◆ Task goal ◆
Output the records that follow, keeping every line exactly as it is.

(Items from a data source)

⟨

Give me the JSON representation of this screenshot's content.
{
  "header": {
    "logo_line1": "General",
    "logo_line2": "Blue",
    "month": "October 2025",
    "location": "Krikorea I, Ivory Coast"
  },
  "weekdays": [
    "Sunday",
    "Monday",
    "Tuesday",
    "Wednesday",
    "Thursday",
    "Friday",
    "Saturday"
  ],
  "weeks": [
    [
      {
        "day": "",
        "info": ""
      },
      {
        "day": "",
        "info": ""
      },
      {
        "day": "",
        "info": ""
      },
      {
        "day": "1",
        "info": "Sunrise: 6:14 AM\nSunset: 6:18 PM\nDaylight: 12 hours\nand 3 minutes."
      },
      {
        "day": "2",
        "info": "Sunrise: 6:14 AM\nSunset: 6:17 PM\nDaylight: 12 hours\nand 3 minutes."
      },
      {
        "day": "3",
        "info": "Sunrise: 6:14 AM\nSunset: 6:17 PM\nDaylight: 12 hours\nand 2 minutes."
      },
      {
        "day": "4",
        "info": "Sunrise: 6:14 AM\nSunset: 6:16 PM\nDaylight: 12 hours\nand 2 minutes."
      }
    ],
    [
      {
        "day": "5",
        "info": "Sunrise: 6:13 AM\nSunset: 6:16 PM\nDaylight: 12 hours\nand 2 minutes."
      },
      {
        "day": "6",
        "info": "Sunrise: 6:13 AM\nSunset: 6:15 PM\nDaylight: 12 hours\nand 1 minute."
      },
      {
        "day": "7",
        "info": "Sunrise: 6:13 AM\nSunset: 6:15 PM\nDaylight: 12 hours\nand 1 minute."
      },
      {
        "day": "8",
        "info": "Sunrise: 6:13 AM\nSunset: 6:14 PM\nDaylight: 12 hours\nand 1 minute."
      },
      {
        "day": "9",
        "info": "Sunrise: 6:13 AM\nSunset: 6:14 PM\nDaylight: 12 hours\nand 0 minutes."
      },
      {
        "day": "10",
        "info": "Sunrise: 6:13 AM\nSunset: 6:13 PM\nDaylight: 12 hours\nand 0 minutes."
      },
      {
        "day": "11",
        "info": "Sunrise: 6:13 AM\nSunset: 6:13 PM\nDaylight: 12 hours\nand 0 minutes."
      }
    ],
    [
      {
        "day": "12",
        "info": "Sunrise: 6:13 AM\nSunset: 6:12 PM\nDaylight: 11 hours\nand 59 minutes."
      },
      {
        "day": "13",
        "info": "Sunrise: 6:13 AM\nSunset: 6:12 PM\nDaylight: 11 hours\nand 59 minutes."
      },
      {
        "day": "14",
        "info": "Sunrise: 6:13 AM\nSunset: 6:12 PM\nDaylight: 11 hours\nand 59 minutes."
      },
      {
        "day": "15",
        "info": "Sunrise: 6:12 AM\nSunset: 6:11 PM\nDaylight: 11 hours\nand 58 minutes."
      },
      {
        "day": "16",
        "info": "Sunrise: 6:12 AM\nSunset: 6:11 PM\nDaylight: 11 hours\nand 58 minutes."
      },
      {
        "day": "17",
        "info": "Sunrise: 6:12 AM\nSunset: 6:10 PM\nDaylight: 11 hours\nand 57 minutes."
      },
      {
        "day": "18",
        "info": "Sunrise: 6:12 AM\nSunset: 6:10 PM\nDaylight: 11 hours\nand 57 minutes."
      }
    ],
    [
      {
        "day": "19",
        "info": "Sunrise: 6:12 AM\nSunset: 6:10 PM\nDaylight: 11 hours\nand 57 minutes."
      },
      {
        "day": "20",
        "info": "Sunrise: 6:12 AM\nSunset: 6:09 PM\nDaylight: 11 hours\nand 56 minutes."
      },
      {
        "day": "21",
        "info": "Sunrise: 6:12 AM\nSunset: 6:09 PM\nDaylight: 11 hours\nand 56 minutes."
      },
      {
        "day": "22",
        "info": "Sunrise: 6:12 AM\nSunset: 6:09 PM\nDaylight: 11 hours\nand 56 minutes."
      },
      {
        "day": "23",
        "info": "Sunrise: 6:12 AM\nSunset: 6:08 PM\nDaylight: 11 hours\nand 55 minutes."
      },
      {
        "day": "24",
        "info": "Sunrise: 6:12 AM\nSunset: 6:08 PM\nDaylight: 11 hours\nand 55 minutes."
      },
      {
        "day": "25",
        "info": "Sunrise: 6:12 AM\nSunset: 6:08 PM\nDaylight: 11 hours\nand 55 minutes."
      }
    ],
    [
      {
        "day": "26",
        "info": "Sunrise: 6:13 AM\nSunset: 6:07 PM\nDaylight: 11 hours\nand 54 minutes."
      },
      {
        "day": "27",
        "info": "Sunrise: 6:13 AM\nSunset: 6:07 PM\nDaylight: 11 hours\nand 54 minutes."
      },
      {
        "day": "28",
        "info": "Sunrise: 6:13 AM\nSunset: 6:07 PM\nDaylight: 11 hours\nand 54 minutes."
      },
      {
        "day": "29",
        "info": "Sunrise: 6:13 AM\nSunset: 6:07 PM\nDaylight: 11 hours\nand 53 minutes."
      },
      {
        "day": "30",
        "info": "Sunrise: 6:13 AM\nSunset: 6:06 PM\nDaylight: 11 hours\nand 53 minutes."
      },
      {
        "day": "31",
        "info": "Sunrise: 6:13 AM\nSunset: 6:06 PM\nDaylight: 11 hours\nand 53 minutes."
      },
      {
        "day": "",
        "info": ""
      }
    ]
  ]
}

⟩

◆ Answer below ◆
Give me the JSON representation of this screenshot's content.
{
  "header": {
    "logo_line1": "General",
    "logo_line2": "Blue",
    "month": "October 2025",
    "location": "Krikorea I, Ivory Coast"
  },
  "weekdays": [
    "Sunday",
    "Monday",
    "Tuesday",
    "Wednesday",
    "Thursday",
    "Friday",
    "Saturday"
  ],
  "weeks": [
    [
      {
        "day": "",
        "info": ""
      },
      {
        "day": "",
        "info": ""
      },
      {
        "day": "",
        "info": ""
      },
      {
        "day": "1",
        "info": "Sunrise: 6:14 AM\nSunset: 6:18 PM\nDaylight: 12 hours\nand 3 minutes."
      },
      {
        "day": "2",
        "info": "Sunrise: 6:14 AM\nSunset: 6:17 PM\nDaylight: 12 hours\nand 3 minutes."
      },
      {
        "day": "3",
        "info": "Sunrise: 6:14 AM\nSunset: 6:17 PM\nDaylight: 12 hours\nand 2 minutes."
      },
      {
        "day": "4",
        "info": "Sunrise: 6:14 AM\nSunset: 6:16 PM\nDaylight: 12 hours\nand 2 minutes."
      }
    ],
    [
      {
        "day": "5",
        "info": "Sunrise: 6:13 AM\nSunset: 6:16 PM\nDaylight: 12 hours\nand 2 minutes."
      },
      {
        "day": "6",
        "info": "Sunrise: 6:13 AM\nSunset: 6:15 PM\nDaylight: 12 hours\nand 1 minute."
      },
      {
        "day": "7",
        "info": "Sunrise: 6:13 AM\nSunset: 6:15 PM\nDaylight: 12 hours\nand 1 minute."
      },
      {
        "day": "8",
        "info": "Sunrise: 6:13 AM\nSunset: 6:14 PM\nDaylight: 12 hours\nand 1 minute."
      },
      {
        "day": "9",
        "info": "Sunrise: 6:13 AM\nSunset: 6:14 PM\nDaylight: 12 hours\nand 0 minutes."
      },
      {
        "day": "10",
        "info": "Sunrise: 6:13 AM\nSunset: 6:13 PM\nDaylight: 12 hours\nand 0 minutes."
      },
      {
        "day": "11",
        "info": "Sunrise: 6:13 AM\nSunset: 6:13 PM\nDaylight: 12 hours\nand 0 minutes."
      }
    ],
    [
      {
        "day": "12",
        "info": "Sunrise: 6:13 AM\nSunset: 6:12 PM\nDaylight: 11 hours\nand 59 minutes."
      },
      {
        "day": "13",
        "info": "Sunrise: 6:13 AM\nSunset: 6:12 PM\nDaylight: 11 hours\nand 59 minutes."
      },
      {
        "day": "14",
        "info": "Sunrise: 6:13 AM\nSunset: 6:12 PM\nDaylight: 11 hours\nand 59 minutes."
      },
      {
        "day": "15",
        "info": "Sunrise: 6:12 AM\nSunset: 6:11 PM\nDaylight: 11 hours\nand 58 minutes."
      },
      {
        "day": "16",
        "info": "Sunrise: 6:12 AM\nSunset: 6:11 PM\nDaylight: 11 hours\nand 58 minutes."
      },
      {
        "day": "17",
        "info": "Sunrise: 6:12 AM\nSunset: 6:10 PM\nDaylight: 11 hours\nand 57 minutes."
      },
      {
        "day": "18",
        "info": "Sunrise: 6:12 AM\nSunset: 6:10 PM\nDaylight: 11 hours\nand 57 minutes."
      }
    ],
    [
      {
        "day": "19",
        "info": "Sunrise: 6:12 AM\nSunset: 6:10 PM\nDaylight: 11 hours\nand 57 minutes."
      },
      {
        "day": "20",
        "info": "Sunrise: 6:12 AM\nSunset: 6:09 PM\nDaylight: 11 hours\nand 56 minutes."
      },
      {
        "day": "21",
        "info": "Sunrise: 6:12 AM\nSunset: 6:09 PM\nDaylight: 11 hours\nand 56 minutes."
      },
      {
        "day": "22",
        "info": "Sunrise: 6:12 AM\nSunset: 6:09 PM\nDaylight: 11 hours\nand 56 minutes."
      },
      {
        "day": "23",
        "info": "Sunrise: 6:12 AM\nSunset: 6:08 PM\nDaylight: 11 hours\nand 55 minutes."
      },
      {
        "day": "24",
        "info": "Sunrise: 6:12 AM\nSunset: 6:08 PM\nDaylight: 11 hours\nand 55 minutes."
      },
      {
        "day": "25",
        "info": "Sunrise: 6:12 AM\nSunset: 6:08 PM\nDaylight: 11 hours\nand 55 minutes."
      }
    ],
    [
      {
        "day": "26",
        "info": "Sunrise: 6:13 AM\nSunset: 6:07 PM\nDaylight: 11 hours\nand 54 minutes."
      },
      {
        "day": "27",
        "info": "Sunrise: 6:13 AM\nSunset: 6:07 PM\nDaylight: 11 hours\nand 54 minutes."
      },
      {
        "day": "28",
        "info": "Sunrise: 6:13 AM\nSunset: 6:07 PM\nDaylight: 11 hours\nand 54 minutes."
      },
      {
        "day": "29",
        "info": "Sunrise: 6:13 AM\nSunset: 6:07 PM\nDaylight: 11 hours\nand 53 minutes."
      },
      {
        "day": "30",
        "info": "Sunrise: 6:13 AM\nSunset: 6:06 PM\nDaylight: 11 hours\nand 53 minutes."
      },
      {
        "day": "31",
        "info": "Sunrise: 6:13 AM\nSunset: 6:06 PM\nDaylight: 11 hours\nand 53 minutes."
      },
      {
        "day": "",
        "info": ""
      }
    ]
  ]
}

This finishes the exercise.